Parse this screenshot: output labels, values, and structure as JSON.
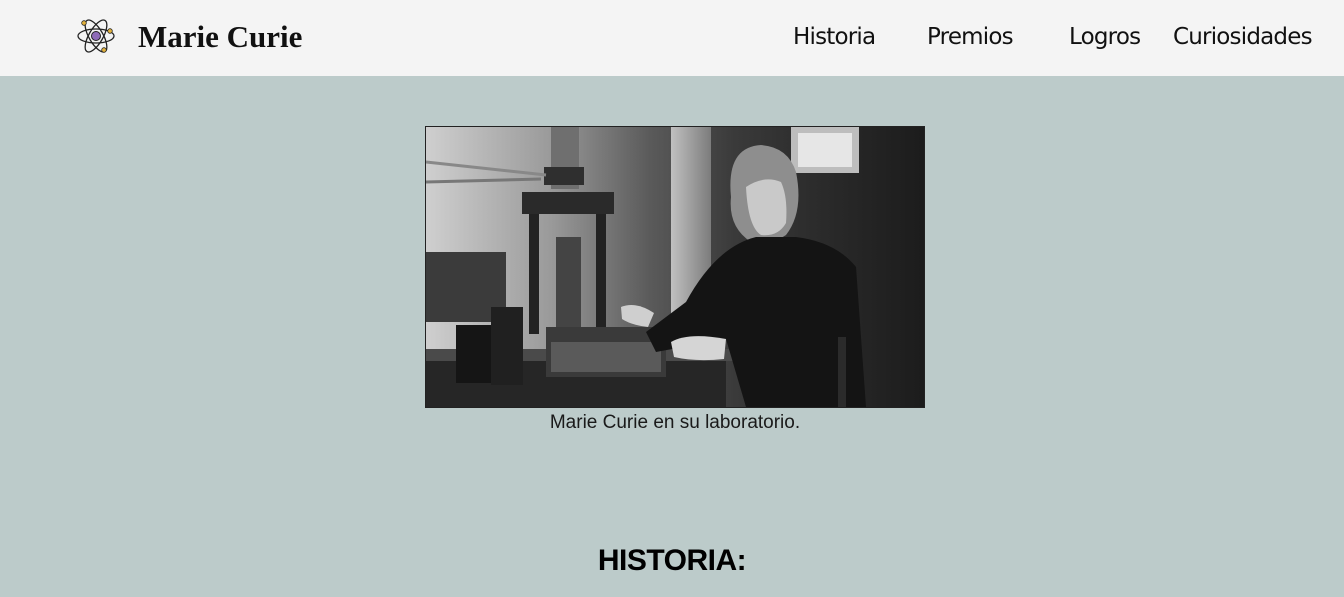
{
  "header": {
    "logo_icon": "atom-icon",
    "title": "Marie Curie",
    "nav": [
      {
        "label": "Historia"
      },
      {
        "label": "Premios"
      },
      {
        "label": "Logros"
      },
      {
        "label": "Curiosidades"
      }
    ]
  },
  "hero": {
    "image_description_icon": "photo-marie-curie-laboratory",
    "caption": "Marie Curie en su laboratorio."
  },
  "section": {
    "heading": "HISTORIA:"
  },
  "colors": {
    "background": "#bccbca",
    "header_bg": "#f4f4f4",
    "text": "#111111"
  }
}
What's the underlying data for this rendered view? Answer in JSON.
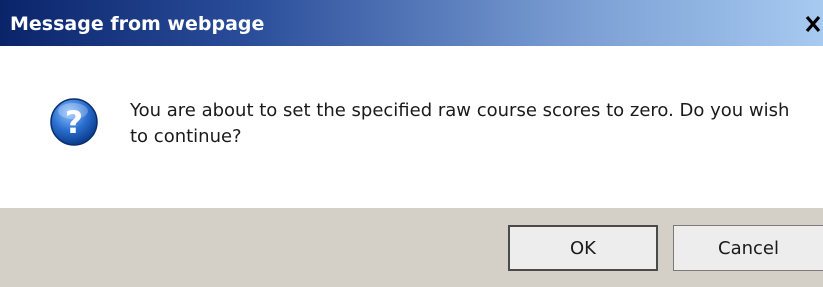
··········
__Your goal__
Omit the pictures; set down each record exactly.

__Response__
Parse this screenshot: output labels, values, and structure as JSON.
{
  "header": {
    "logo_icon": "atom-icon",
    "title": "Marie Curie",
    "nav": [
      {
        "label": "Historia"
      },
      {
        "label": "Premios"
      },
      {
        "label": "Logros"
      },
      {
        "label": "Curiosidades"
      }
    ]
  },
  "hero": {
    "image_description_icon": "photo-marie-curie-laboratory",
    "caption": "Marie Curie en su laboratorio."
  },
  "section": {
    "heading": "HISTORIA:"
  },
  "colors": {
    "background": "#bccbca",
    "header_bg": "#f4f4f4",
    "text": "#111111"
  }
}
What's the underlying data for this rendered view? Answer in JSON.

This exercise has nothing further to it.